Entries from a dataset of interfaces:
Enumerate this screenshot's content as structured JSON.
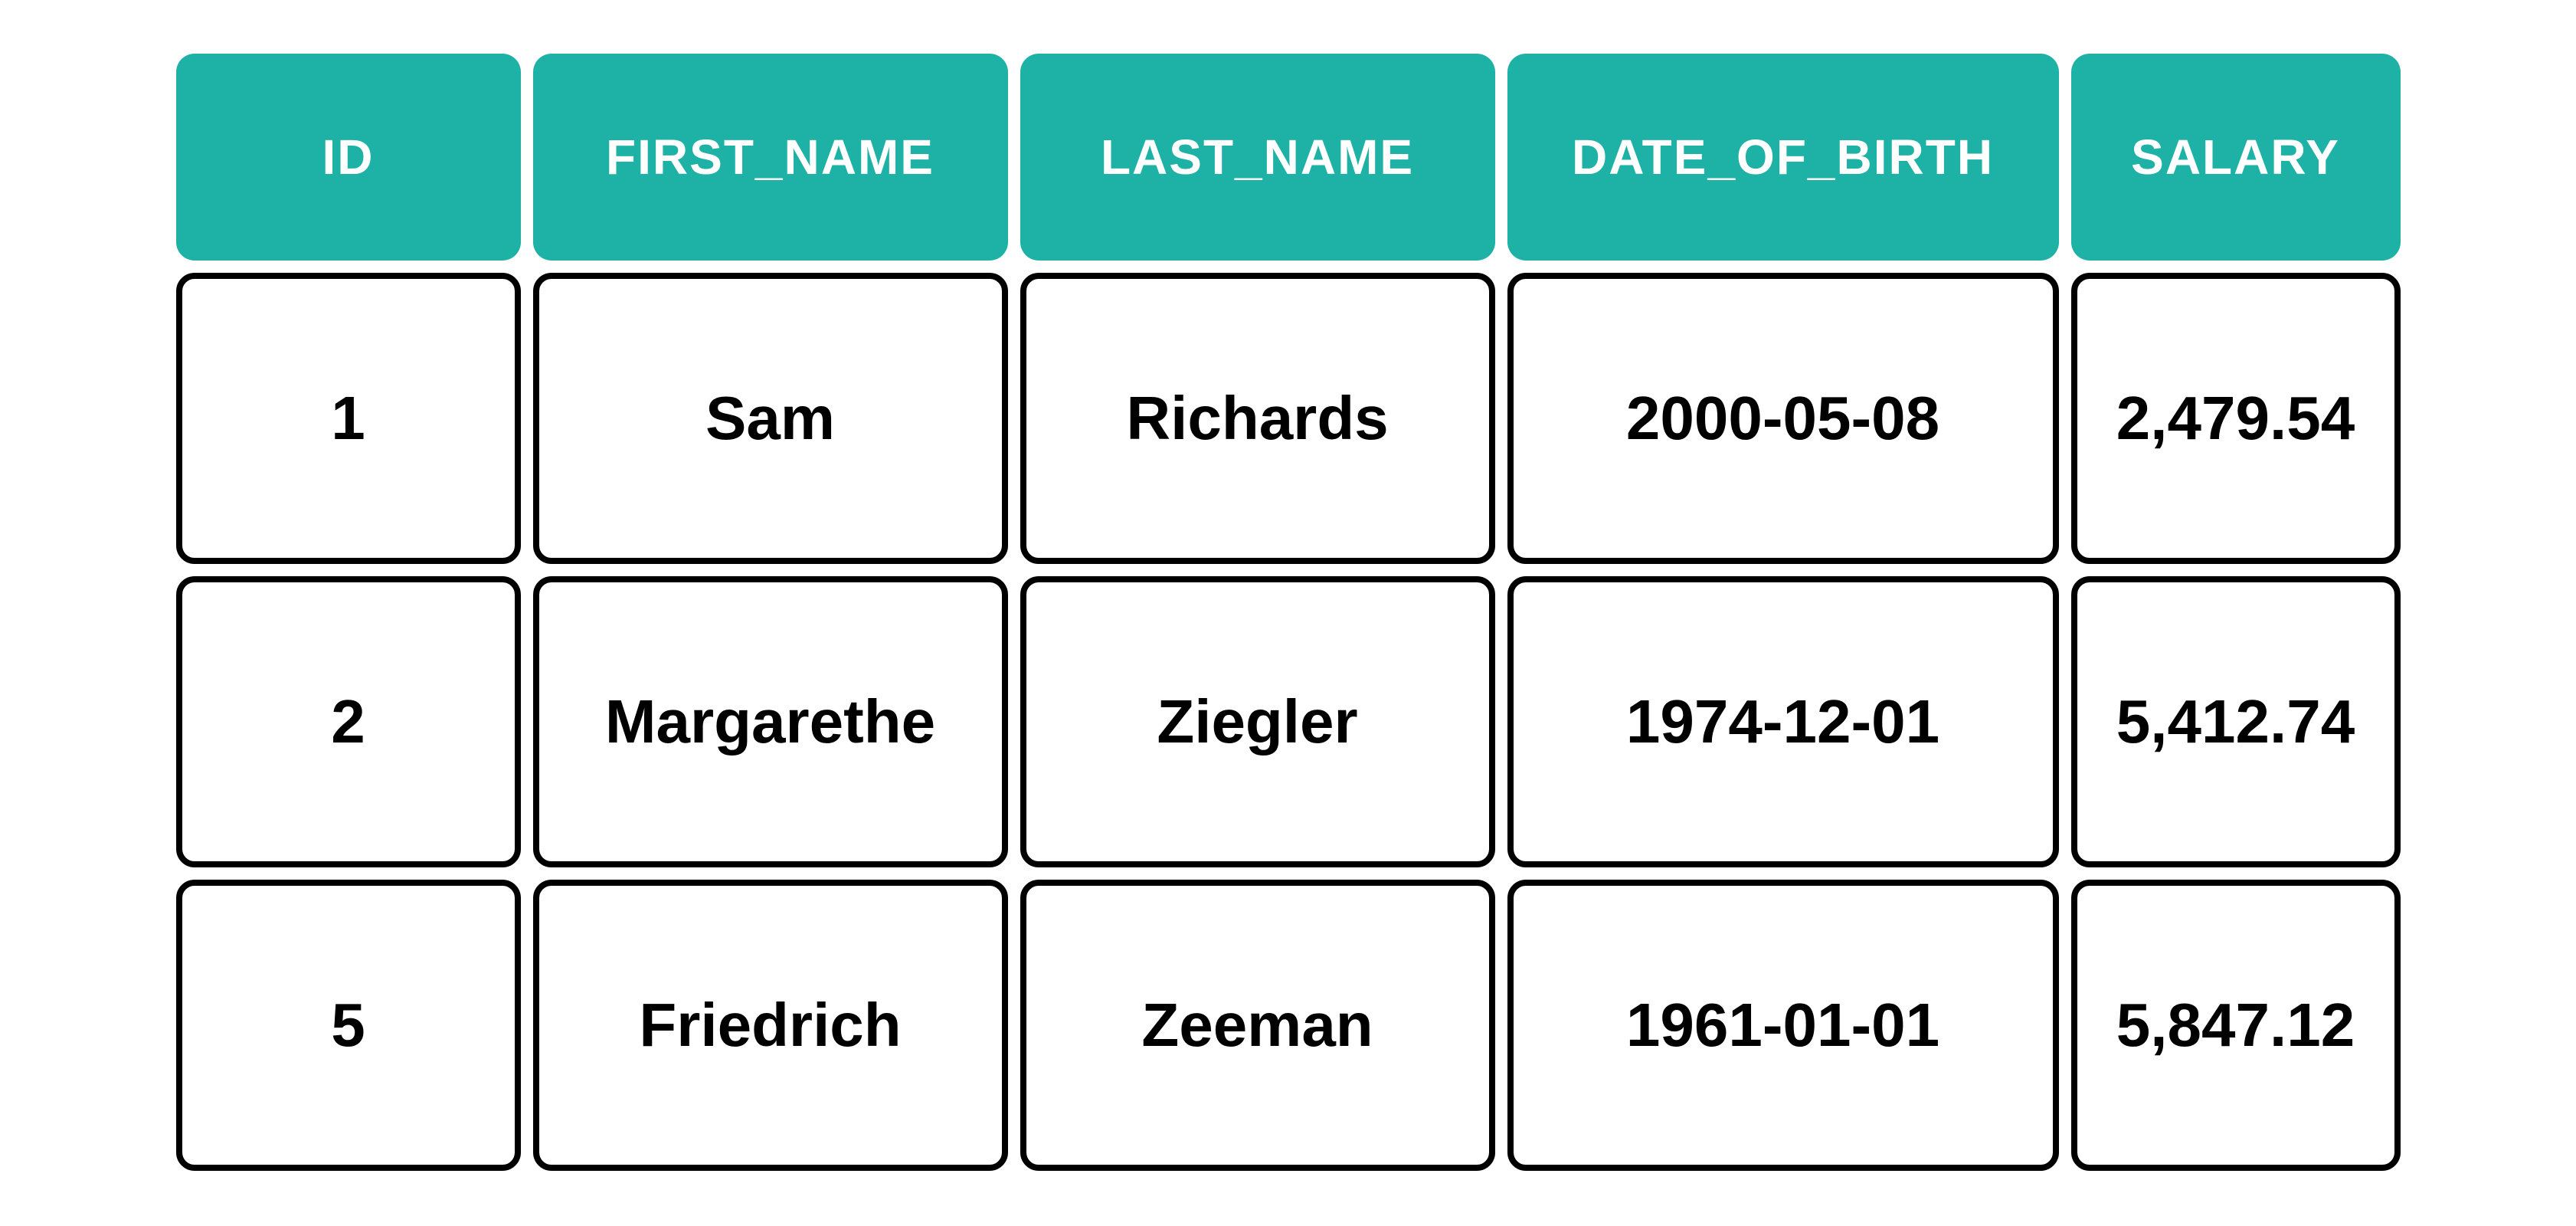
{
  "table": {
    "headers": [
      "ID",
      "FIRST_NAME",
      "LAST_NAME",
      "DATE_OF_BIRTH",
      "SALARY"
    ],
    "rows": [
      {
        "id": "1",
        "first_name": "Sam",
        "last_name": "Richards",
        "date_of_birth": "2000-05-08",
        "salary": "2,479.54"
      },
      {
        "id": "2",
        "first_name": "Margarethe",
        "last_name": "Ziegler",
        "date_of_birth": "1974-12-01",
        "salary": "5,412.74"
      },
      {
        "id": "5",
        "first_name": "Friedrich",
        "last_name": "Zeeman",
        "date_of_birth": "1961-01-01",
        "salary": "5,847.12"
      }
    ]
  },
  "colors": {
    "header_bg": "#1eb2a6",
    "header_fg": "#ffffff",
    "cell_border": "#000000",
    "cell_bg": "#ffffff",
    "cell_fg": "#000000"
  }
}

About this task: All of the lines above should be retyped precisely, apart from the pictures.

Solution for this exercise:
Enumerate this screenshot's content as structured JSON.
{
  "table": {
    "headers": [
      "ID",
      "FIRST_NAME",
      "LAST_NAME",
      "DATE_OF_BIRTH",
      "SALARY"
    ],
    "rows": [
      {
        "id": "1",
        "first_name": "Sam",
        "last_name": "Richards",
        "date_of_birth": "2000-05-08",
        "salary": "2,479.54"
      },
      {
        "id": "2",
        "first_name": "Margarethe",
        "last_name": "Ziegler",
        "date_of_birth": "1974-12-01",
        "salary": "5,412.74"
      },
      {
        "id": "5",
        "first_name": "Friedrich",
        "last_name": "Zeeman",
        "date_of_birth": "1961-01-01",
        "salary": "5,847.12"
      }
    ]
  },
  "colors": {
    "header_bg": "#1eb2a6",
    "header_fg": "#ffffff",
    "cell_border": "#000000",
    "cell_bg": "#ffffff",
    "cell_fg": "#000000"
  }
}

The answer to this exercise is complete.